[Source information]

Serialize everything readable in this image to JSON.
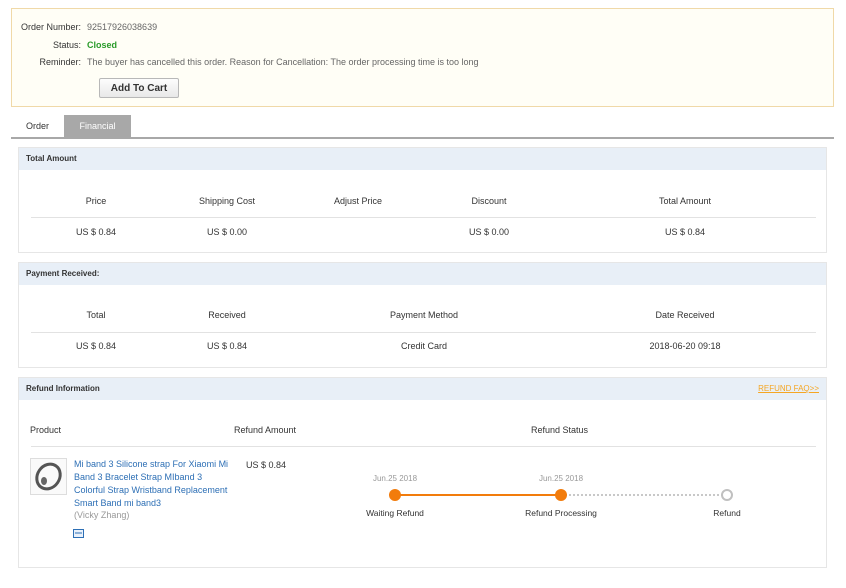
{
  "order": {
    "number_label": "Order Number:",
    "number": "92517926038639",
    "status_label": "Status:",
    "status": "Closed",
    "reminder_label": "Reminder:",
    "reminder": "The buyer has cancelled this order. Reason for Cancellation: The order processing time is too long",
    "add_to_cart": "Add To Cart"
  },
  "tabs": {
    "order": "Order",
    "financial": "Financial",
    "active": "Financial"
  },
  "total_amount": {
    "title": "Total Amount",
    "headers": [
      "Price",
      "Shipping Cost",
      "Adjust Price",
      "Discount",
      "Total Amount"
    ],
    "values": [
      "US $ 0.84",
      "US $ 0.00",
      "",
      "US $ 0.00",
      "US $ 0.84"
    ]
  },
  "payment": {
    "title": "Payment Received:",
    "headers": [
      "Total",
      "Received",
      "Payment Method",
      "Date Received"
    ],
    "values": [
      "US $ 0.84",
      "US $ 0.84",
      "Credit Card",
      "2018-06-20 09:18"
    ]
  },
  "refund": {
    "title": "Refund Information",
    "faq": "REFUND FAQ>>",
    "headers": {
      "product": "Product",
      "amount": "Refund Amount",
      "status": "Refund Status"
    },
    "product_title": "Mi band 3 Silicone strap For Xiaomi Mi Band 3 Bracelet Strap MIband 3 Colorful Strap Wristband Replacement Smart Band mi band3",
    "seller": "(Vicky Zhang)",
    "amount": "US $ 0.84",
    "steps": [
      {
        "date": "Jun.25 2018",
        "label": "Waiting Refund",
        "done": true
      },
      {
        "date": "Jun.25 2018",
        "label": "Refund Processing",
        "done": true
      },
      {
        "date": "",
        "label": "Refund",
        "done": false
      }
    ]
  },
  "colors": {
    "accent": "#f27c0c",
    "link": "#2d6fb5",
    "status_closed": "#2a9b2a",
    "panel_header": "#e8eff7",
    "faq": "#f5a623"
  }
}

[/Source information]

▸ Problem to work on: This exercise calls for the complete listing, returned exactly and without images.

▸ Reply to the exercise:
Serialize everything readable in this image to JSON.
{
  "order": {
    "number_label": "Order Number:",
    "number": "92517926038639",
    "status_label": "Status:",
    "status": "Closed",
    "reminder_label": "Reminder:",
    "reminder": "The buyer has cancelled this order. Reason for Cancellation: The order processing time is too long",
    "add_to_cart": "Add To Cart"
  },
  "tabs": {
    "order": "Order",
    "financial": "Financial",
    "active": "Financial"
  },
  "total_amount": {
    "title": "Total Amount",
    "headers": [
      "Price",
      "Shipping Cost",
      "Adjust Price",
      "Discount",
      "Total Amount"
    ],
    "values": [
      "US $ 0.84",
      "US $ 0.00",
      "",
      "US $ 0.00",
      "US $ 0.84"
    ]
  },
  "payment": {
    "title": "Payment Received:",
    "headers": [
      "Total",
      "Received",
      "Payment Method",
      "Date Received"
    ],
    "values": [
      "US $ 0.84",
      "US $ 0.84",
      "Credit Card",
      "2018-06-20 09:18"
    ]
  },
  "refund": {
    "title": "Refund Information",
    "faq": "REFUND FAQ>>",
    "headers": {
      "product": "Product",
      "amount": "Refund Amount",
      "status": "Refund Status"
    },
    "product_title": "Mi band 3 Silicone strap For Xiaomi Mi Band 3 Bracelet Strap MIband 3 Colorful Strap Wristband Replacement Smart Band mi band3",
    "seller": "(Vicky Zhang)",
    "amount": "US $ 0.84",
    "steps": [
      {
        "date": "Jun.25 2018",
        "label": "Waiting Refund",
        "done": true
      },
      {
        "date": "Jun.25 2018",
        "label": "Refund Processing",
        "done": true
      },
      {
        "date": "",
        "label": "Refund",
        "done": false
      }
    ]
  },
  "colors": {
    "accent": "#f27c0c",
    "link": "#2d6fb5",
    "status_closed": "#2a9b2a",
    "panel_header": "#e8eff7",
    "faq": "#f5a623"
  }
}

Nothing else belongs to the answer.